**Task requirements:**
Filter the material, keeping only lines with the word "time".

***

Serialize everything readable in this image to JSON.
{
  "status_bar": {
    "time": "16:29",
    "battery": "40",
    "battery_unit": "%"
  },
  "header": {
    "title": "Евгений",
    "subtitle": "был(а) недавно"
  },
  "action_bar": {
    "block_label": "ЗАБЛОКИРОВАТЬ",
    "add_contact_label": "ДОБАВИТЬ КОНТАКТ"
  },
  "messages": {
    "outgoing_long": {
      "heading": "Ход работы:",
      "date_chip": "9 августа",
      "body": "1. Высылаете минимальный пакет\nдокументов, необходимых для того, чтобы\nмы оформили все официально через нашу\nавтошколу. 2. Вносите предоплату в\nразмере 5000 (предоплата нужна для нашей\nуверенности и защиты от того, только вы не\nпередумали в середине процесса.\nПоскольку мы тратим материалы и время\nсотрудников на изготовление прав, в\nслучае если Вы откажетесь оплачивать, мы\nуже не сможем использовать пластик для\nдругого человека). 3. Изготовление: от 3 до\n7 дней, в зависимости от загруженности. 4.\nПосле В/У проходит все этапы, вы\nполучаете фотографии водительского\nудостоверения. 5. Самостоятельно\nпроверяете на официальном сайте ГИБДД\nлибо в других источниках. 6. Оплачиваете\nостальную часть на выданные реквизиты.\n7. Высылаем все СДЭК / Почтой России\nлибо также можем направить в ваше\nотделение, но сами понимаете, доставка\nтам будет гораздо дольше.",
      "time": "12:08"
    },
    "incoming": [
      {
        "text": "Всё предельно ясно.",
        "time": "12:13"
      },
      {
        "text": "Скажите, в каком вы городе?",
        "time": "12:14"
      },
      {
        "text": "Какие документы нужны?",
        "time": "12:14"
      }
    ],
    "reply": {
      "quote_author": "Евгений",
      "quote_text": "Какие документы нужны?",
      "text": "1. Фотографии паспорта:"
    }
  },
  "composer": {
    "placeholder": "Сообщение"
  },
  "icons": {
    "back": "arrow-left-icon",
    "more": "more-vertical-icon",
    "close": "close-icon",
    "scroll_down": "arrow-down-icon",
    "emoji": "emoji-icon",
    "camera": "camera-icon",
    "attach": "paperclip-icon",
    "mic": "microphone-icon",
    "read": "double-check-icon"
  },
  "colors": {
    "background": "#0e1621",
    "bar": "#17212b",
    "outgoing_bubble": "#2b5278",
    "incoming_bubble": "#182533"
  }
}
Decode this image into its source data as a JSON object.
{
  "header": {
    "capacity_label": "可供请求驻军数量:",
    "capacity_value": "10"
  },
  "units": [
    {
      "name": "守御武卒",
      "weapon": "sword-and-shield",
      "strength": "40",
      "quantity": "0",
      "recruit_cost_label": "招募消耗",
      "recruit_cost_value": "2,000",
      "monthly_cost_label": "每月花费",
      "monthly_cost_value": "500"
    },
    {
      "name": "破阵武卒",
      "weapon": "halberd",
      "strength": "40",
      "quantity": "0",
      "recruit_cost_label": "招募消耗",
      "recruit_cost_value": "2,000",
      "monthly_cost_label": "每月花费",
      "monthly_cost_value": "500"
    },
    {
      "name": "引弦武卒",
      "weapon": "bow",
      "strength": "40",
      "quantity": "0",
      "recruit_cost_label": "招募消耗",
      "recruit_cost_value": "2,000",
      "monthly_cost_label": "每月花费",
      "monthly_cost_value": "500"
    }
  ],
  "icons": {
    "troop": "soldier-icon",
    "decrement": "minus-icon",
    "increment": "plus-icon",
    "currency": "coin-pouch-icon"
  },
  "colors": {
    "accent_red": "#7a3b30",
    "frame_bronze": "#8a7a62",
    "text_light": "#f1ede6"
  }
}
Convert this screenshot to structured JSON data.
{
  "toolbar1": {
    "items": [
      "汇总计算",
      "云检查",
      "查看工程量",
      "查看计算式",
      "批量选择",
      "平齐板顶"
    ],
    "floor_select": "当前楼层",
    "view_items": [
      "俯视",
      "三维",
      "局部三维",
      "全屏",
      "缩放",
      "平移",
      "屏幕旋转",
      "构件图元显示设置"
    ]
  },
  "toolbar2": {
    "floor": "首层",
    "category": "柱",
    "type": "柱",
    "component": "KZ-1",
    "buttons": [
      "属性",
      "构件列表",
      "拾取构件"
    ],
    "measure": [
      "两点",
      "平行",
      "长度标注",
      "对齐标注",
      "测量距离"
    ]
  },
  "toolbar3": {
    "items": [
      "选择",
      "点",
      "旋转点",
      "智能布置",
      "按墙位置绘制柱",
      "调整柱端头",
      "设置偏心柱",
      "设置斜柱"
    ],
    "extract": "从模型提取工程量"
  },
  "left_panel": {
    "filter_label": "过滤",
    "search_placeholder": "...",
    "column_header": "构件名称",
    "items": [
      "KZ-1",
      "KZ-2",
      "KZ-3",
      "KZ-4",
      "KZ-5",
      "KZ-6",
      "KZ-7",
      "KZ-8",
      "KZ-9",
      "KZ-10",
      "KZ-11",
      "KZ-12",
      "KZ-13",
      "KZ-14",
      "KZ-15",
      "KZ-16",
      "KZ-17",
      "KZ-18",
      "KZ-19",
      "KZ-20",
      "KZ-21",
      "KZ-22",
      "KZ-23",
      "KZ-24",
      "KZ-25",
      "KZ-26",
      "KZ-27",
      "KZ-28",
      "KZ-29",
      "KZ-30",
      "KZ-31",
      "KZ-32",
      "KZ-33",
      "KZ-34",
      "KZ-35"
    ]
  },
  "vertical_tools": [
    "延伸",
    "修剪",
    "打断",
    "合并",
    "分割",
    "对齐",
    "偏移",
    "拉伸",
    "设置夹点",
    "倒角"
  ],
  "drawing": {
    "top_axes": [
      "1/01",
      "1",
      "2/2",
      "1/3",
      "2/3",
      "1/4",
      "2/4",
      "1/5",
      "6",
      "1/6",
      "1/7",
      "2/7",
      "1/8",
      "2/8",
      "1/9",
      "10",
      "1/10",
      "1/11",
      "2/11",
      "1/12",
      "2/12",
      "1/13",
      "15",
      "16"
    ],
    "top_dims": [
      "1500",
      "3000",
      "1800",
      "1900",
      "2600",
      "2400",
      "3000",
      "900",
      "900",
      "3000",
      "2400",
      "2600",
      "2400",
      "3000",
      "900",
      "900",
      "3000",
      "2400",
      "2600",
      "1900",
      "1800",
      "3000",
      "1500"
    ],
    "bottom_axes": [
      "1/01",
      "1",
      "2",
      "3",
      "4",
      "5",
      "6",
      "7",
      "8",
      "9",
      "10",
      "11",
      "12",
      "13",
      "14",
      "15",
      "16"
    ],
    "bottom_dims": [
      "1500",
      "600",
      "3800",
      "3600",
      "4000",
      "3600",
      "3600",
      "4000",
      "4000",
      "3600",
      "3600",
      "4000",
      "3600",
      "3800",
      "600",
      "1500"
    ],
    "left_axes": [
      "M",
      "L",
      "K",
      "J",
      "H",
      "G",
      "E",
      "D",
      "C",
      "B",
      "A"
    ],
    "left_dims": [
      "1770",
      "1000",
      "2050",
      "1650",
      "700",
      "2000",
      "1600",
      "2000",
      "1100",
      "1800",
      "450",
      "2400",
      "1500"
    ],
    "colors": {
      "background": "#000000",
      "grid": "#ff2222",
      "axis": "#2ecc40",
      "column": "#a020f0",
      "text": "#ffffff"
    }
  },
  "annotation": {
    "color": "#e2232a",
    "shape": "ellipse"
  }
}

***

**Solution below:**
    "time": "16:29",
      "time": "12:08"
        "time": "12:13"
        "time": "12:14"
        "time": "12:14"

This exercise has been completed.